Around the university campuses of today, one often sees the usual uniform of comfort. Whether it’s a hoodie, a pair of flip-flops, sweatpants, or a wrinkled shirt, one cannot deny that American style screams comfort more than any other adjective. But the fine line of being at ease in one’s clothing has crossed over to the just-rolled-out-of-bed look, which simply does not belong in the academic setting.

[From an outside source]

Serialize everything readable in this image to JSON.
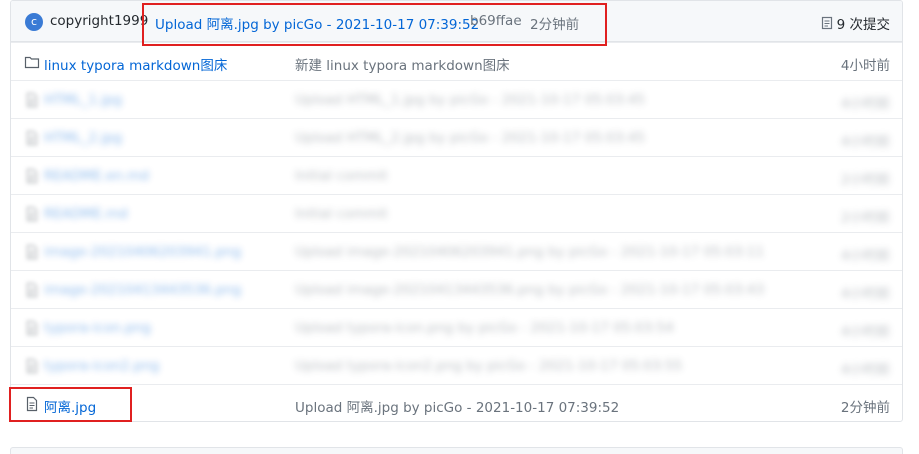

It does not come as a surprise that clothing is highly characterized by comfort these days, with America considered the creator of the term “sportswear.” The archaic notion that dignity and comfort were not simultaneously attainable was destroyed with the creation of American Sportswear and its new staple of easily worn, finely tailored, quality clothing. Though nowadays it seems as if only the easily worn quality remains in our clothes, there was a time when all the attributes of American Sportswear were epitomized on University campuses.

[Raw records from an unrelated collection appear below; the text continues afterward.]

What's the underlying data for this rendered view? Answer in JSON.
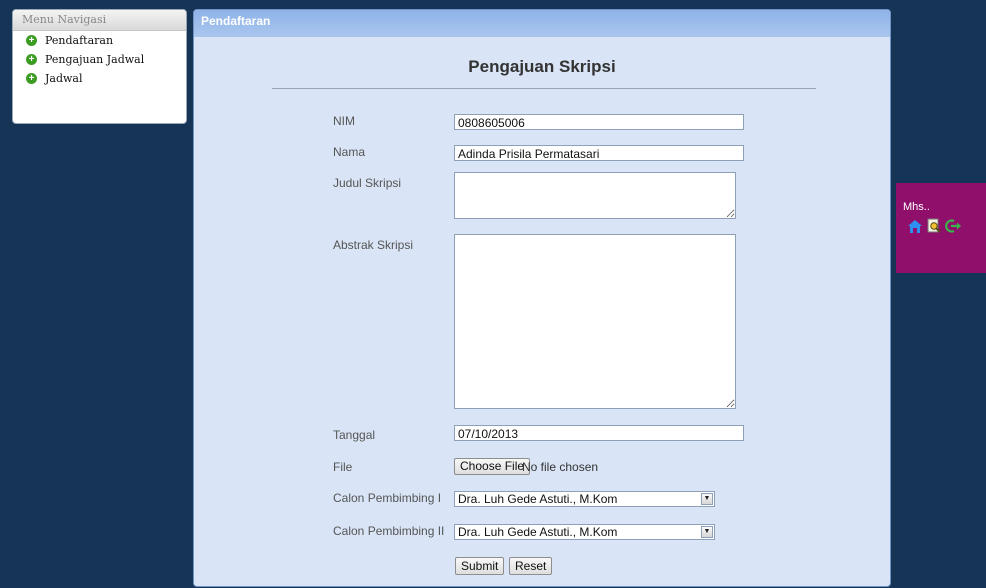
{
  "nav": {
    "header": "Menu Navigasi",
    "items": [
      {
        "label": "Pendaftaran",
        "icon": "plus-circle-icon"
      },
      {
        "label": "Pengajuan Jadwal",
        "icon": "plus-circle-icon"
      },
      {
        "label": "Jadwal",
        "icon": "plus-circle-icon"
      }
    ]
  },
  "panel": {
    "header": "Pendaftaran",
    "title": "Pengajuan Skripsi"
  },
  "form": {
    "nim": {
      "label": "NIM",
      "value": "0808605006"
    },
    "nama": {
      "label": "Nama",
      "value": "Adinda Prisila Permatasari"
    },
    "judul": {
      "label": "Judul Skripsi",
      "value": ""
    },
    "abstrak": {
      "label": "Abstrak Skripsi",
      "value": ""
    },
    "tanggal": {
      "label": "Tanggal",
      "value": "07/10/2013"
    },
    "file": {
      "label": "File",
      "button": "Choose File",
      "status": "No file chosen"
    },
    "pembimbing1": {
      "label": "Calon Pembimbing I",
      "selected": "Dra. Luh Gede Astuti., M.Kom"
    },
    "pembimbing2": {
      "label": "Calon Pembimbing II",
      "selected": "Dra. Luh Gede Astuti., M.Kom"
    },
    "submit": "Submit",
    "reset": "Reset"
  },
  "userbox": {
    "label": "Mhs..",
    "icons": [
      "home-icon",
      "search-document-icon",
      "logout-arrow-icon"
    ]
  },
  "colors": {
    "background": "#163556",
    "panel": "#d9e5f6",
    "panel_header": "#8fb3e8",
    "userbox": "#8f0f6b",
    "nav_plus": "#3c9c22"
  }
}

Looking back at the Ivy League campuses of the 1950s and 60s, one finds a student of a rather different look. He wears a button down shirt of light blue, made of soft fabric and a soft looking collar with the sleeves rolled up ¾ of the way. He wears a navy single-breasted blazer loosely undone over his striped oxford. He wears a pair of light chinos with dark brown penny loafers. He wears a Harris Tweed suit, an olive green wool crewneck, a pair of boat shoes, argyle socks, madras, poplin, plaid, khaki, and seersucker. He wears clean-cut clothing of the utmost quality, yet manages to look relaxed and down to earth.
This “Ivy Style,” was a clean, classic, and refined aesthetic, with its wearers shopping at stores such as Brooks Brothers and J.Press, whose flagship stores could be found on the Ivy campuses of Harvard, Yale, and Princeton. The stores followed a motto of good clothing at good prices, providing menswear that was of top quality and tailoring. Clothes were both formal and casual, with the relaxed attire paying as much attention to fine detail as the business side. Color added variety to the clothing.
By word of G. Bruce Royer, the menswear writer for Town and Country and a product of the Ivy League Generation, “A lot of guys wore olive or gray flannel and brightened it up with a rep tie, a pink button-down and argyles. But then there were more guys of a more dandyish bent who were really out-there with the lime-green shetlands and animal corduroy trousers in bright orange, and bright plaid sport jackets. You got a beat on a guy from his sense of color more than anything. Some guys were more quiet and conservative, and others were more out-there. Some guys looked more like bankers, and others like they spent their lives on the golf course, but they were wearing the same clothing.”
Perhaps the most prominent and important aspect of this traditional uniform was its contrasting air of nonchalance. A fine balance between quality and ease had to be maintained to avoid the stuffy feeling of tradition and the sloppy feeling of comfort. Men looked as if they had been “living in the their clothes since the day they were born,” said Royer in his blog called “Ivy Style”, and it was a look that sometimes had to be achieved by students sandpapering the collars of their new button down shirts so as to make them look worn.
This casual yet classy look could only be genuinely accomplished through the purchase of fine quality clothing. Royer explained that it was better to have “one good pair of shoes than a half dozen cheap ones, because the cheap ones look cheap even when they’re new, but the new ones look good even when they’re old.”
This is not the “preppy” look that most often comes to mind when thinking of collegiate style. The Ivy look is traditional sportswear at its best, leaving preppy as its “irreverent, almost quirky” cousin that has been watered down to mean anything that is “remotely clean cut.”
Though the Ivy Style seemed casual, undone, and easily put together, it focused on the minutest details of fine tailoring and quality. This was the epitome of American Sportswear and collegiate wear, and was a prime example of what should be seen on college campuses today. This is a style of tradition and class that managed to keep its wearers at ease, and it should be remembered before any pair of sweatpants or flip-flops is ever put on again.